Not that the news made life much easier for Sharon. Her doctors told her that Edward could enjoy long periods of remission but that his health could also go down quite quickly. And meanwhile there was always the risk of Edward dying in one of his seizures, which could last for days.

“It’s hard when you want to have a family, and you finally have a baby like Edward, and you think you’re finally getting somewhere with your hopes and your dreams, and then somebody tells you that at any moment your child is going to die.”

Sharon and Neil Bernardi were told that Edward was going to die before he was five. “Obviously, you either go down or you start fighting,” says Sharon. Edward and his mother were fighters. In the end Edward survived into adulthood, dying last year at the age of 21.

Sharon and Neil kept on trying for a healthy baby but without luck. Although three more children were born, none lived beyond the age of two. Each time one of their children died, they told themselves that “the death was a one-off”. After their last child had a heart attack and died in 2000 they stopped trying.

“People ask, what was different about Edward? How come he survived as a baby when he had all the problems that would later build up? I don’t know but Edward had some fight in him. He was fighting to survive all his life. I think that was in his personality.”

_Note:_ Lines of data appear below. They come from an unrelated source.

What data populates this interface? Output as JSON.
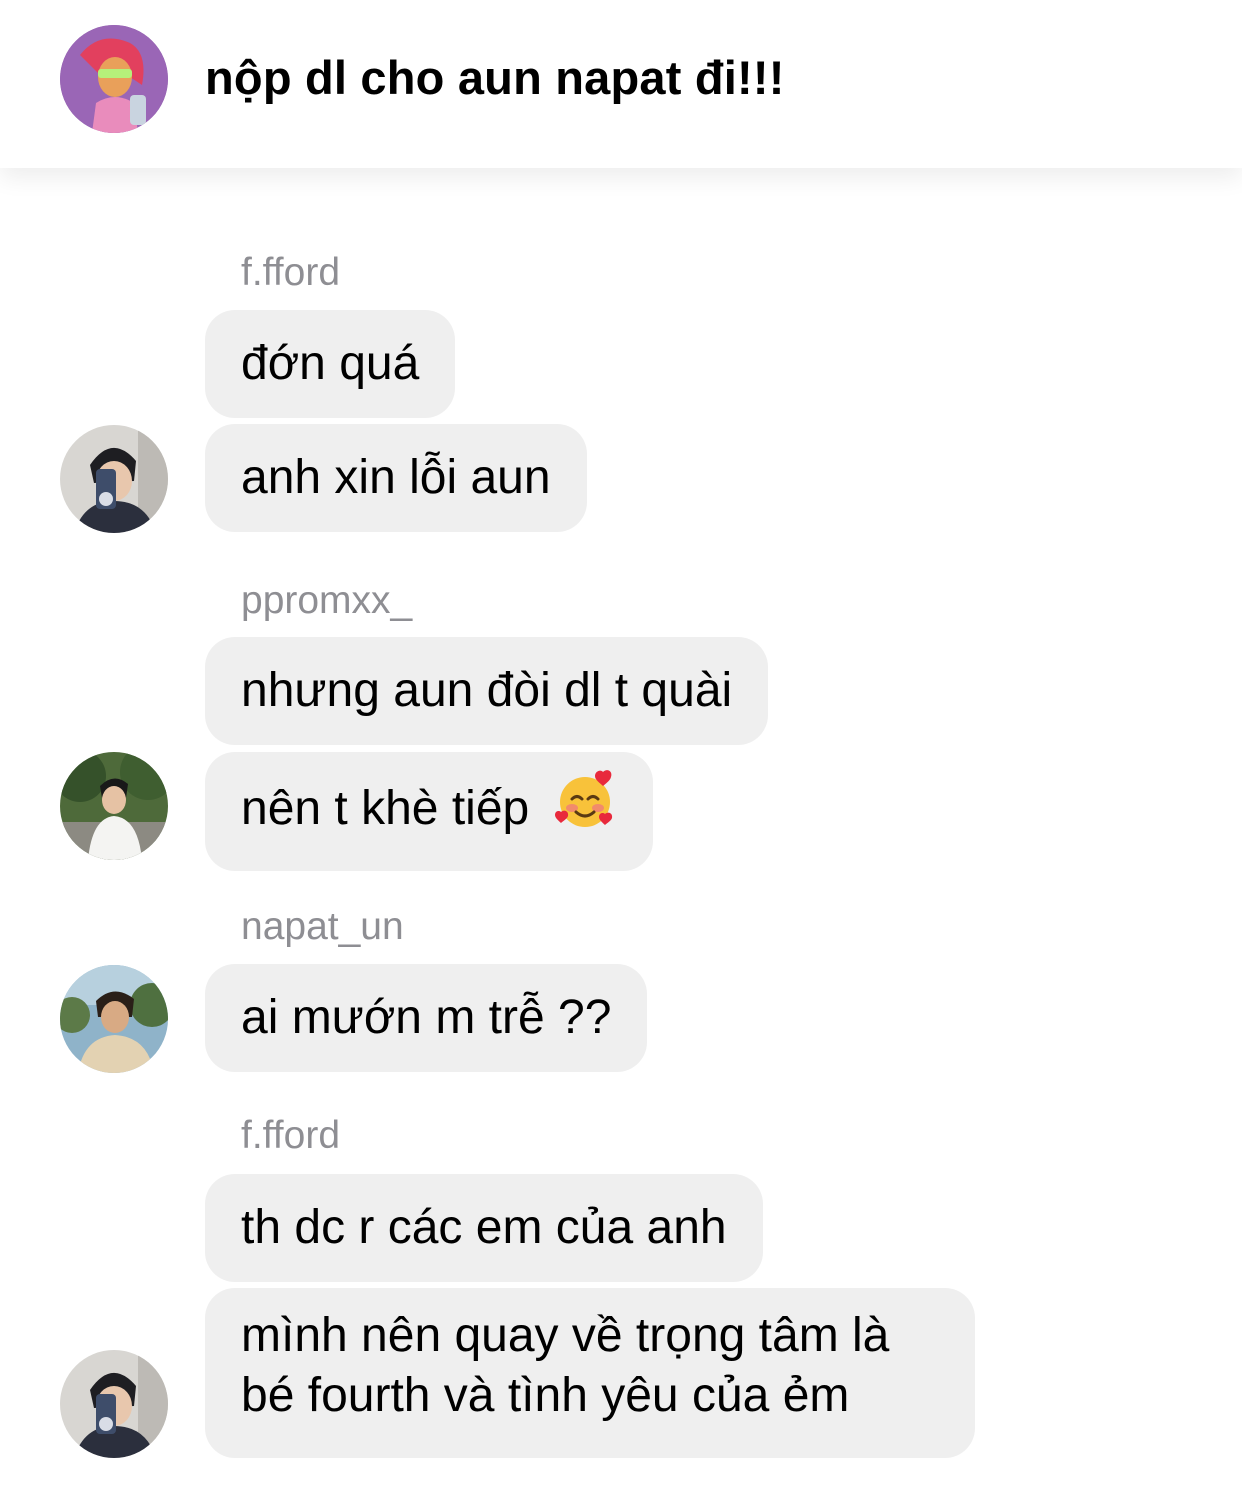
{
  "header": {
    "title": "nộp dl cho aun napat đi!!!",
    "avatar": "group-avatar"
  },
  "messages": [
    {
      "sender": "f.fford",
      "text": "đớn quá"
    },
    {
      "text": "anh xin lỗi aun"
    },
    {
      "sender": "ppromxx_",
      "text": "nhưng aun đòi dl t quài"
    },
    {
      "text": "nên t khè tiếp",
      "emoji": "smiling-face-with-hearts-icon"
    },
    {
      "sender": "napat_un",
      "text": "ai mướn m trễ ??"
    },
    {
      "sender": "f.fford",
      "text": "th dc r các em của anh"
    },
    {
      "text": "mình nên quay về trọng tâm là bé fourth và tình yêu của ẻm"
    }
  ],
  "colors": {
    "bubble": "#efefef",
    "sender": "#8e8e93",
    "background": "#ffffff"
  }
}
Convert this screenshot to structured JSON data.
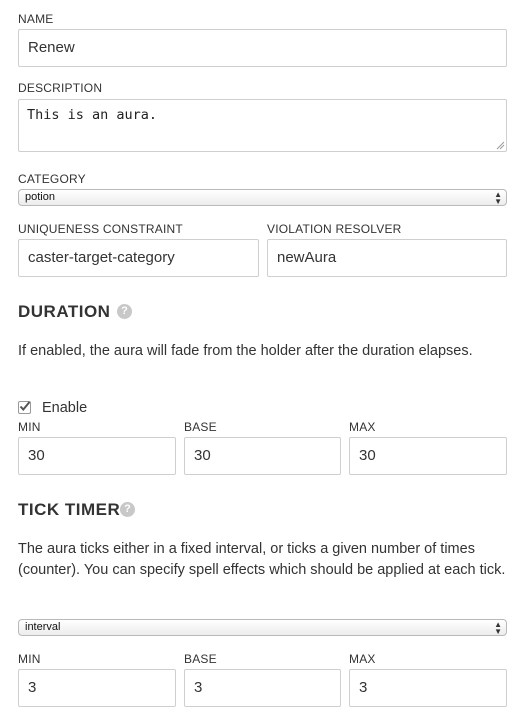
{
  "name": {
    "label": "NAME",
    "value": "Renew"
  },
  "description": {
    "label": "DESCRIPTION",
    "value": "This is an aura."
  },
  "category": {
    "label": "CATEGORY",
    "value": "potion"
  },
  "uniqueness": {
    "label": "UNIQUENESS CONSTRAINT",
    "value": "caster-target-category"
  },
  "violation": {
    "label": "VIOLATION RESOLVER",
    "value": "newAura"
  },
  "duration": {
    "heading": "DURATION",
    "help_icon": "question-circle-icon",
    "description": "If enabled, the aura will fade from the holder after the duration elapses.",
    "enable_label": "Enable",
    "enable_checked": true,
    "min_label": "MIN",
    "min_value": "30",
    "base_label": "BASE",
    "base_value": "30",
    "max_label": "MAX",
    "max_value": "30"
  },
  "tick_timer": {
    "heading": "TICK TIMER",
    "help_icon": "question-circle-icon",
    "description": "The aura ticks either in a fixed interval, or ticks a given number of times (counter). You can specify spell effects which should be applied at each tick.",
    "mode": "interval",
    "min_label": "MIN",
    "min_value": "3",
    "base_label": "BASE",
    "base_value": "3",
    "max_label": "MAX",
    "max_value": "3"
  }
}
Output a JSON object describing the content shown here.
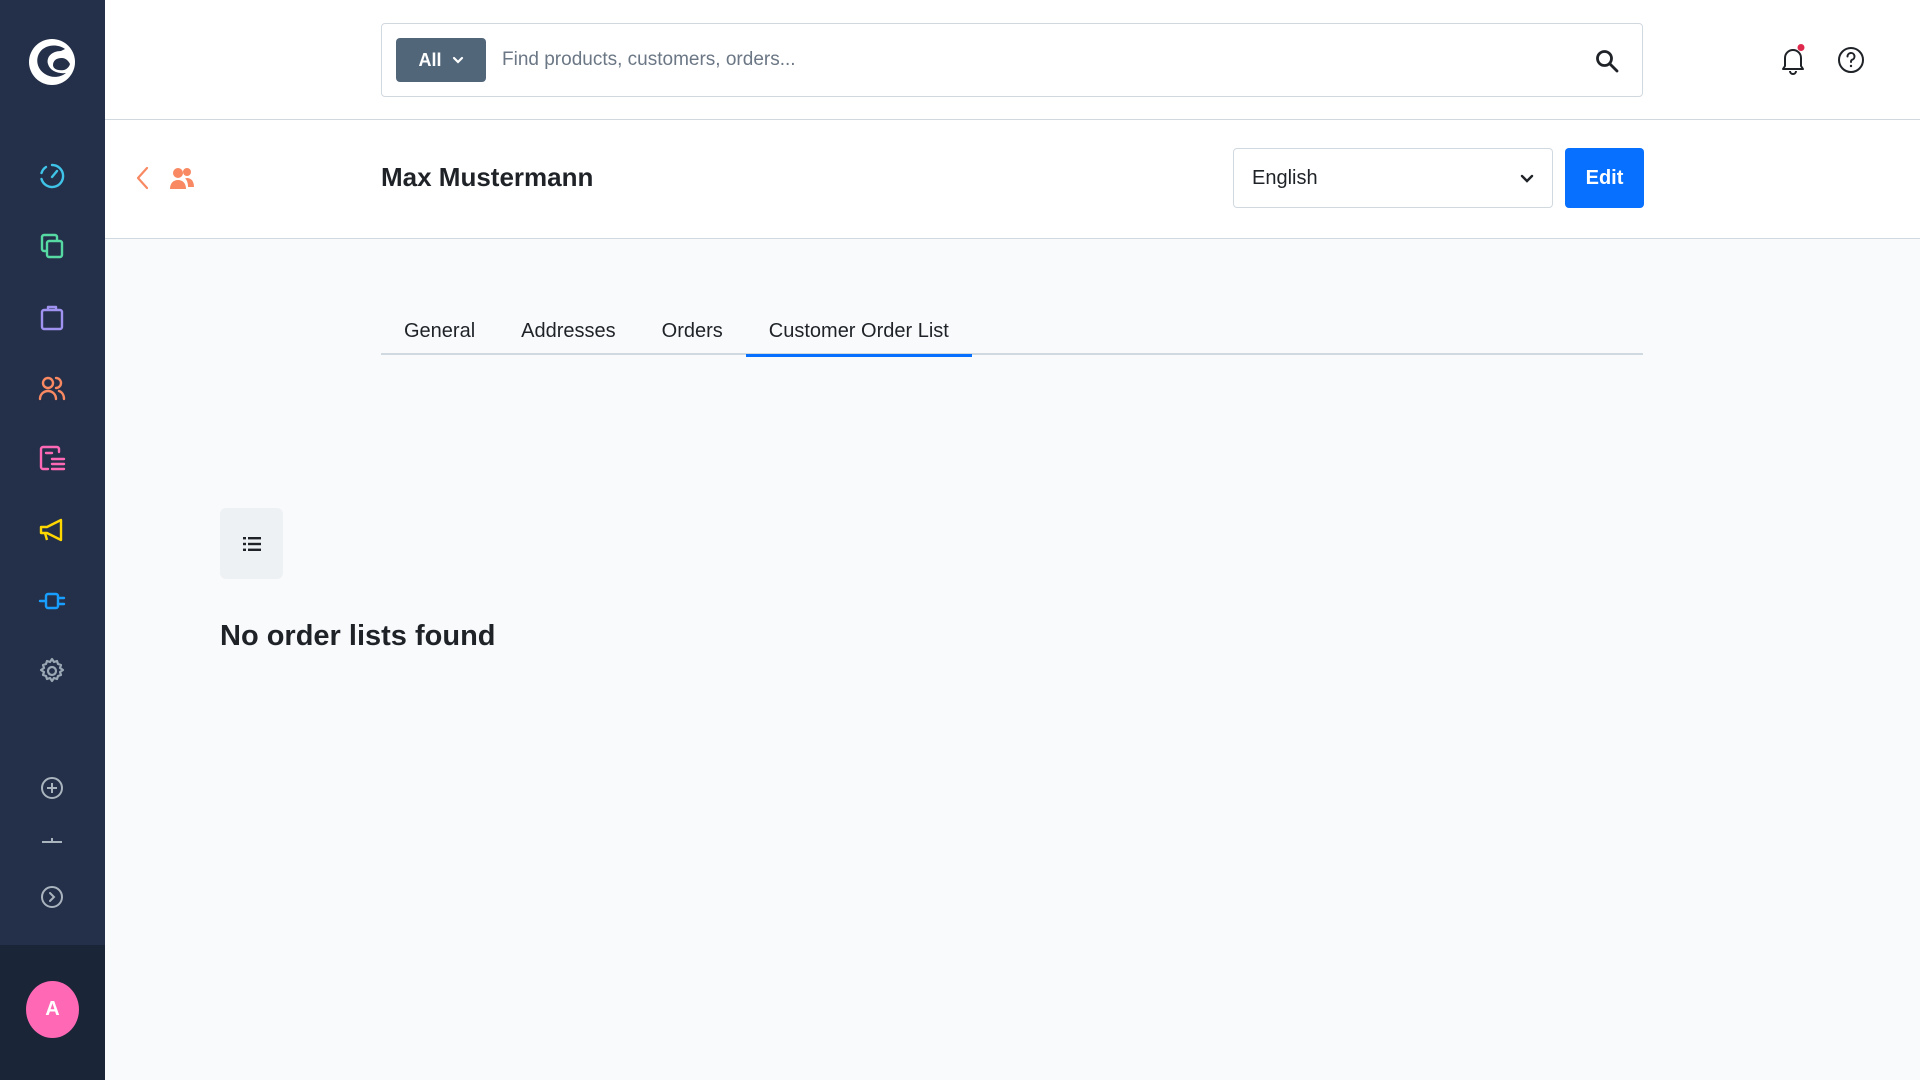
{
  "sidebar": {
    "items": [
      {
        "name": "dashboard",
        "icon": "gauge-icon",
        "color": "#3fc3e8"
      },
      {
        "name": "catalogues",
        "icon": "copy-icon",
        "color": "#57d9a3"
      },
      {
        "name": "orders",
        "icon": "shopping-bag-icon",
        "color": "#a092f0"
      },
      {
        "name": "customers",
        "icon": "users-icon",
        "color": "#f88962"
      },
      {
        "name": "content",
        "icon": "content-list-icon",
        "color": "#ff68b4"
      },
      {
        "name": "marketing",
        "icon": "megaphone-icon",
        "color": "#ffd700"
      },
      {
        "name": "extensions",
        "icon": "plug-icon",
        "color": "#189eff"
      },
      {
        "name": "settings",
        "icon": "gear-icon",
        "color": "#9aa8b5"
      }
    ],
    "avatar_initial": "A",
    "avatar_color": "#ff68b4"
  },
  "search": {
    "type_label": "All",
    "placeholder": "Find products, customers, orders..."
  },
  "header": {
    "title": "Max Mustermann",
    "language": "English",
    "edit_label": "Edit"
  },
  "tabs": [
    {
      "label": "General",
      "active": false
    },
    {
      "label": "Addresses",
      "active": false
    },
    {
      "label": "Orders",
      "active": false
    },
    {
      "label": "Customer Order List",
      "active": true
    }
  ],
  "empty_state": {
    "title": "No order lists found"
  },
  "colors": {
    "accent": "#0870ff",
    "module": "#f88962",
    "sidebar_bg": "#243049"
  }
}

The death of all her children put strains on her marriage, and on the wider family. “It also affects the family, the grandparents, their hopes and dreams for their grandchildren.”

People have accused Sharon and Neil of being selfish for wanting what they cannot have – their own family of healthy children. “I don’t think I am selfish,” says Sharon. “I wanted my child to be healthy.”

“In the last year of his life Edward was in chronic pain. He had dystonic spasms caused by things going wrong in his brain. His muscles would go into spasm for up to six hours at a time. Drugs could not help him. Part of Edward’s body was beginning to fail.”

The suffering of Sharon’s children has convinced her of the need to pursue the kind of genetic therapies that would allow mitochondrial defects to be remedied.

“When you see somebody in pain you don’t want to see somebody else in pain. You don’t want to see a child who is born only to suffer and die before they’re two, or if they do survive to have devastating disabilities.”

“It’s not about being selfish. It’s not about wanting designer babies. It’s not about doing injustice to people with disabilities. It’s about trying to create a healthy baby. It’s about trying to give a child a future.”

Leigh’s disease

  • Caused by problems in mitochondria – tiny structures that are power stations in every cell
  • Particularly affects brain and nervous system
  • Usually begins in early childhood
  • Early signs include poor sucking ability, loss of head control and loss of acquired motor skills or movement

Source: BBC

We are in the middle of an Education Emergency.

At this moment there are 57 million children without access to education and millions more who aren’t learning in school. Working together, we can lower that number to zero by 2015.

On July 12 — less than a year after she was shot by the Taliban for her strong voice in this fight — Malala Yousafzai will mark her 16th birthday by delivering the highest leadership of the UN a set of education demands written by youth, for youth, to United Nations Secretary-General Ban Ki-moon.

We can’t stand on the UN floor next to Malala — but we can all stand with her. Sign this letter to Secretary-General Ban Ki-moon to show your demand for emergency action in support for Malala’s education fight.

Dear Mr Secretary-General,

I stand with Malala in demanding that the leaders of the world end our global Education Emergency. After the recent violent murder of 14 girls in Pakistan who simply wanted an education, I support the civil rights struggle of 57 million girls and boys who will not go to school today — or any day. Side by side with Malala, we demand that at the United Nations General Assembly, world leaders agree to fund the new teachers, schools and books we need — and to end child labour, child marriage and child trafficking — so that by December 2015 we meet the Millennium Development goal promise that every boy and girl be at school.

We must be united in this fight, and we must act now. Thank you for standing with us.